[[ PROVIDED DATA, beginning ]]

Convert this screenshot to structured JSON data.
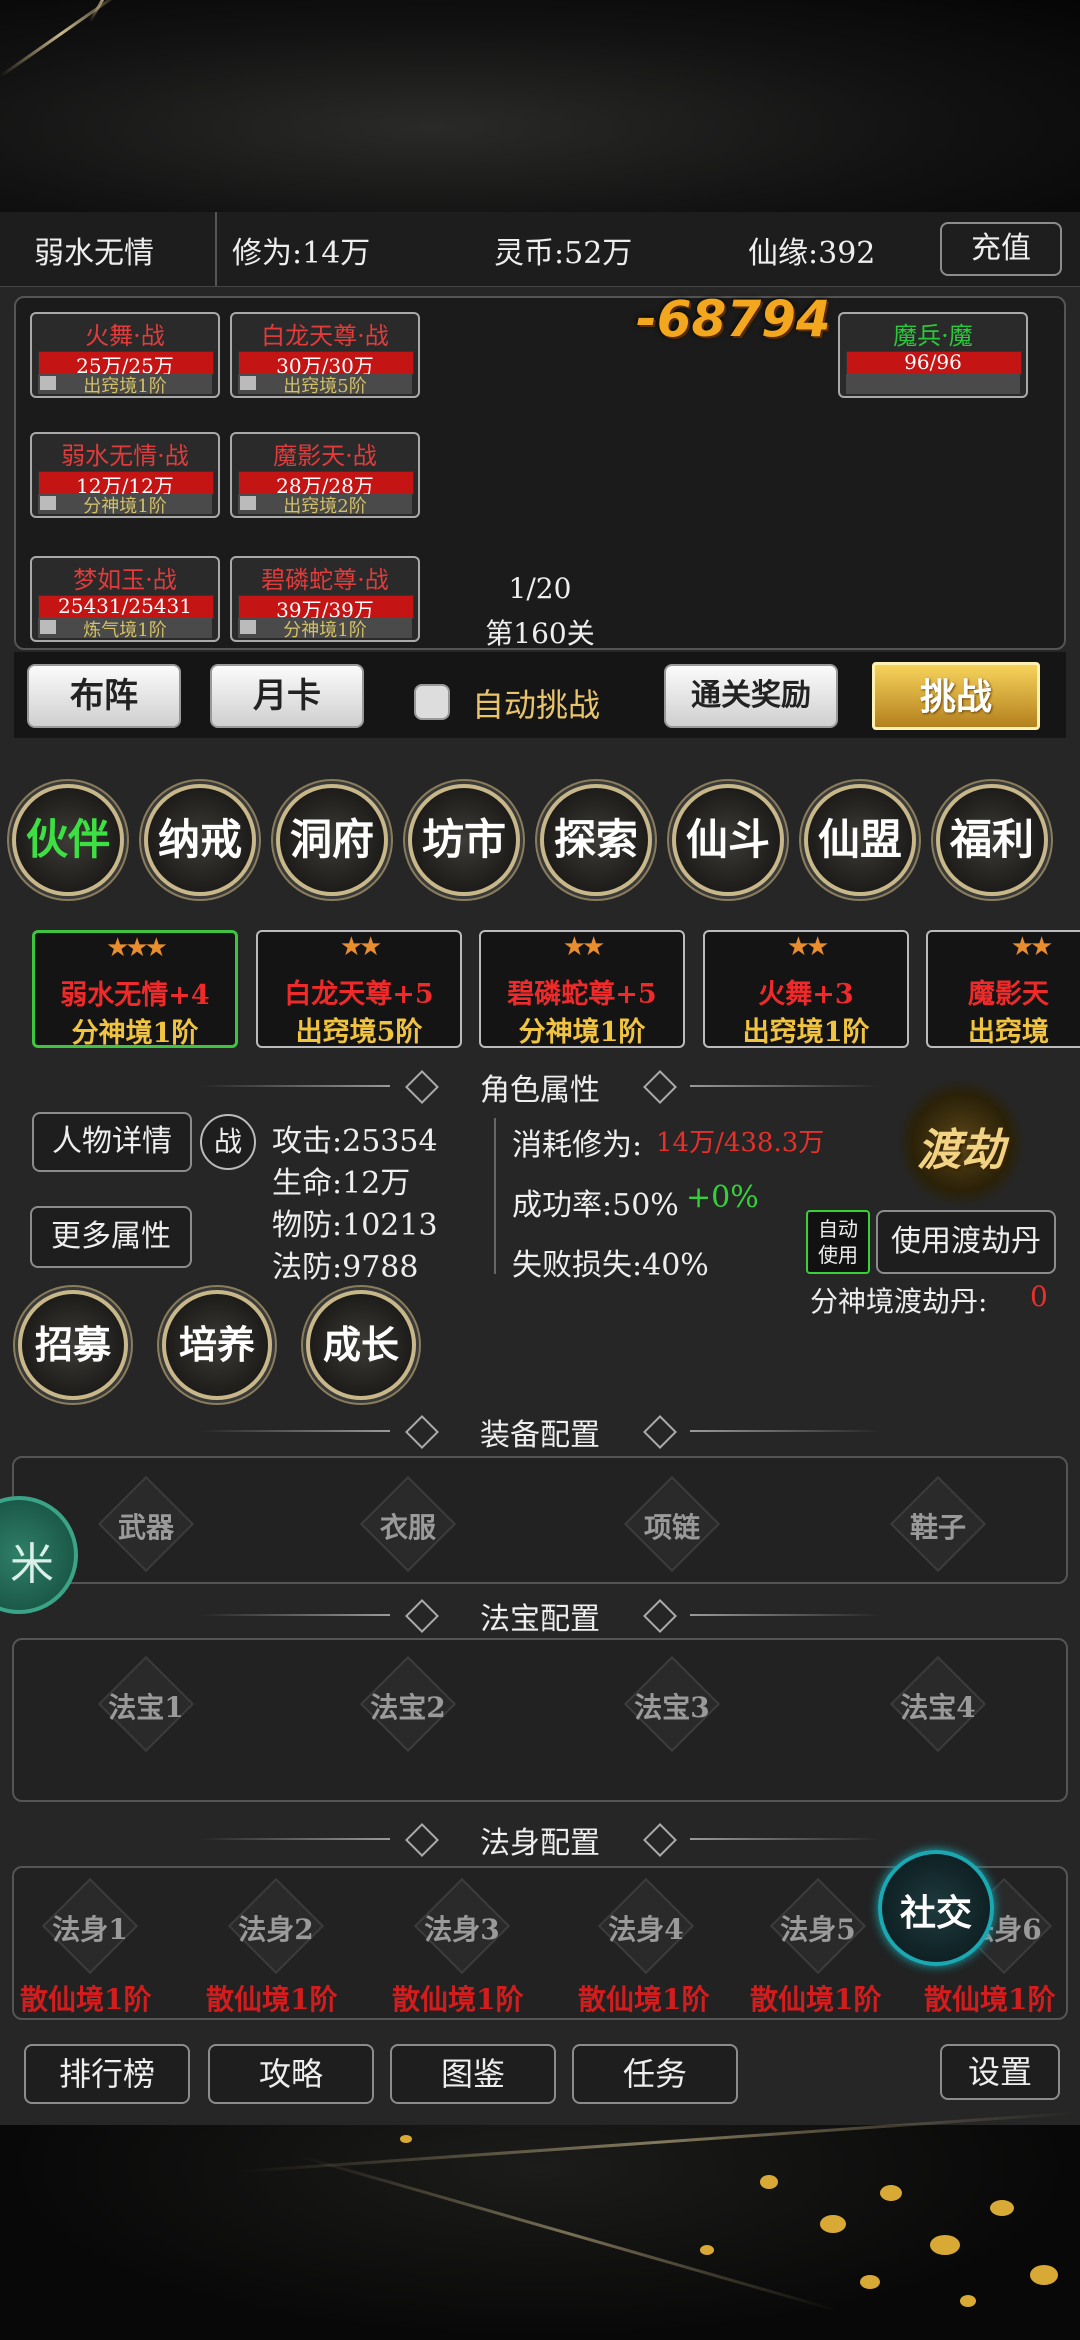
{
  "header": {
    "player_name": "弱水无情",
    "cultivation": "修为:14万",
    "spirit_coin": "灵币:52万",
    "fate": "仙缘:392",
    "recharge_label": "充值"
  },
  "battle": {
    "ally_units": [
      {
        "name": "火舞·战",
        "hp": "25万/25万",
        "rank": "出窍境1阶"
      },
      {
        "name": "白龙天尊·战",
        "hp": "30万/30万",
        "rank": "出窍境5阶"
      },
      {
        "name": "弱水无情·战",
        "hp": "12万/12万",
        "rank": "分神境1阶"
      },
      {
        "name": "魔影天·战",
        "hp": "28万/28万",
        "rank": "出窍境2阶"
      },
      {
        "name": "梦如玉·战",
        "hp": "25431/25431",
        "rank": "炼气境1阶"
      },
      {
        "name": "碧磷蛇尊·战",
        "hp": "39万/39万",
        "rank": "分神境1阶"
      }
    ],
    "enemy_unit": {
      "name": "魔兵·魔",
      "hp": "96/96"
    },
    "damage": "-68794",
    "wave": "1/20",
    "stage": "第160关",
    "formation_label": "布阵",
    "monthly_card_label": "月卡",
    "auto_challenge_label": "自动挑战",
    "clear_reward_label": "通关奖励",
    "challenge_label": "挑战"
  },
  "menu": [
    "伙伴",
    "纳戒",
    "洞府",
    "坊市",
    "探索",
    "仙斗",
    "仙盟",
    "福利"
  ],
  "partners": [
    {
      "stars": "★★★",
      "name": "弱水无情+4",
      "rank": "分神境1阶"
    },
    {
      "stars": "★★",
      "name": "白龙天尊+5",
      "rank": "出窍境5阶"
    },
    {
      "stars": "★★",
      "name": "碧磷蛇尊+5",
      "rank": "分神境1阶"
    },
    {
      "stars": "★★",
      "name": "火舞+3",
      "rank": "出窍境1阶"
    },
    {
      "stars": "★★",
      "name": "魔影天",
      "rank": "出窍境"
    }
  ],
  "attributes": {
    "section_title": "角色属性",
    "detail_button": "人物详情",
    "battle_badge": "战",
    "more_button": "更多属性",
    "attack": "攻击:25354",
    "life": "生命:12万",
    "phys_def": "物防:10213",
    "magic_def": "法防:9788",
    "cost_label": "消耗修为:",
    "cost_value": "14万/438.3万",
    "success_label": "成功率:50%",
    "success_bonus": "+0%",
    "fail_loss": "失败损失:40%",
    "tribulation_icon_text": "渡劫",
    "auto_use_line1": "自动",
    "auto_use_line2": "使用",
    "use_pill_button": "使用渡劫丹",
    "pill_count_label": "分神境渡劫丹:",
    "pill_count": "0"
  },
  "actions": [
    "招募",
    "培养",
    "成长"
  ],
  "equipment": {
    "section_title": "装备配置",
    "slots": [
      "武器",
      "衣服",
      "项链",
      "鞋子"
    ]
  },
  "treasures": {
    "section_title": "法宝配置",
    "slots": [
      "法宝1",
      "法宝2",
      "法宝3",
      "法宝4"
    ]
  },
  "bodies": {
    "section_title": "法身配置",
    "slots": [
      {
        "label": "法身1",
        "realm": "散仙境1阶"
      },
      {
        "label": "法身2",
        "realm": "散仙境1阶"
      },
      {
        "label": "法身3",
        "realm": "散仙境1阶"
      },
      {
        "label": "法身4",
        "realm": "散仙境1阶"
      },
      {
        "label": "法身5",
        "realm": "散仙境1阶"
      },
      {
        "label": "法身6",
        "realm": "散仙境1阶"
      }
    ]
  },
  "floating": {
    "social_label": "社交",
    "side_button_glyph": "米"
  },
  "bottom_nav": {
    "ranking": "排行榜",
    "guide": "攻略",
    "codex": "图鉴",
    "tasks": "任务",
    "settings": "设置"
  },
  "colors": {
    "enemy_name": "#29c93a",
    "damage": "#f3a71e",
    "hp_bar": "#c41414",
    "rank_gold": "#d2bf68",
    "menu_active": "#3de042",
    "cost_red": "#e8302a",
    "bonus_green": "#34d13a",
    "social_teal": "#1aa9b3"
  }
}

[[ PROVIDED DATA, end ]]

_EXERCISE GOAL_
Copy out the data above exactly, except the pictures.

_ANSWER SECTION_
Convert this screenshot to structured JSON data.
{
  "header": {
    "player_name": "弱水无情",
    "cultivation": "修为:14万",
    "spirit_coin": "灵币:52万",
    "fate": "仙缘:392",
    "recharge_label": "充值"
  },
  "battle": {
    "ally_units": [
      {
        "name": "火舞·战",
        "hp": "25万/25万",
        "rank": "出窍境1阶"
      },
      {
        "name": "白龙天尊·战",
        "hp": "30万/30万",
        "rank": "出窍境5阶"
      },
      {
        "name": "弱水无情·战",
        "hp": "12万/12万",
        "rank": "分神境1阶"
      },
      {
        "name": "魔影天·战",
        "hp": "28万/28万",
        "rank": "出窍境2阶"
      },
      {
        "name": "梦如玉·战",
        "hp": "25431/25431",
        "rank": "炼气境1阶"
      },
      {
        "name": "碧磷蛇尊·战",
        "hp": "39万/39万",
        "rank": "分神境1阶"
      }
    ],
    "enemy_unit": {
      "name": "魔兵·魔",
      "hp": "96/96"
    },
    "damage": "-68794",
    "wave": "1/20",
    "stage": "第160关",
    "formation_label": "布阵",
    "monthly_card_label": "月卡",
    "auto_challenge_label": "自动挑战",
    "clear_reward_label": "通关奖励",
    "challenge_label": "挑战"
  },
  "menu": [
    "伙伴",
    "纳戒",
    "洞府",
    "坊市",
    "探索",
    "仙斗",
    "仙盟",
    "福利"
  ],
  "partners": [
    {
      "stars": "★★★",
      "name": "弱水无情+4",
      "rank": "分神境1阶"
    },
    {
      "stars": "★★",
      "name": "白龙天尊+5",
      "rank": "出窍境5阶"
    },
    {
      "stars": "★★",
      "name": "碧磷蛇尊+5",
      "rank": "分神境1阶"
    },
    {
      "stars": "★★",
      "name": "火舞+3",
      "rank": "出窍境1阶"
    },
    {
      "stars": "★★",
      "name": "魔影天",
      "rank": "出窍境"
    }
  ],
  "attributes": {
    "section_title": "角色属性",
    "detail_button": "人物详情",
    "battle_badge": "战",
    "more_button": "更多属性",
    "attack": "攻击:25354",
    "life": "生命:12万",
    "phys_def": "物防:10213",
    "magic_def": "法防:9788",
    "cost_label": "消耗修为:",
    "cost_value": "14万/438.3万",
    "success_label": "成功率:50%",
    "success_bonus": "+0%",
    "fail_loss": "失败损失:40%",
    "tribulation_icon_text": "渡劫",
    "auto_use_line1": "自动",
    "auto_use_line2": "使用",
    "use_pill_button": "使用渡劫丹",
    "pill_count_label": "分神境渡劫丹:",
    "pill_count": "0"
  },
  "actions": [
    "招募",
    "培养",
    "成长"
  ],
  "equipment": {
    "section_title": "装备配置",
    "slots": [
      "武器",
      "衣服",
      "项链",
      "鞋子"
    ]
  },
  "treasures": {
    "section_title": "法宝配置",
    "slots": [
      "法宝1",
      "法宝2",
      "法宝3",
      "法宝4"
    ]
  },
  "bodies": {
    "section_title": "法身配置",
    "slots": [
      {
        "label": "法身1",
        "realm": "散仙境1阶"
      },
      {
        "label": "法身2",
        "realm": "散仙境1阶"
      },
      {
        "label": "法身3",
        "realm": "散仙境1阶"
      },
      {
        "label": "法身4",
        "realm": "散仙境1阶"
      },
      {
        "label": "法身5",
        "realm": "散仙境1阶"
      },
      {
        "label": "法身6",
        "realm": "散仙境1阶"
      }
    ]
  },
  "floating": {
    "social_label": "社交",
    "side_button_glyph": "米"
  },
  "bottom_nav": {
    "ranking": "排行榜",
    "guide": "攻略",
    "codex": "图鉴",
    "tasks": "任务",
    "settings": "设置"
  },
  "colors": {
    "enemy_name": "#29c93a",
    "damage": "#f3a71e",
    "hp_bar": "#c41414",
    "rank_gold": "#d2bf68",
    "menu_active": "#3de042",
    "cost_red": "#e8302a",
    "bonus_green": "#34d13a",
    "social_teal": "#1aa9b3"
  }
}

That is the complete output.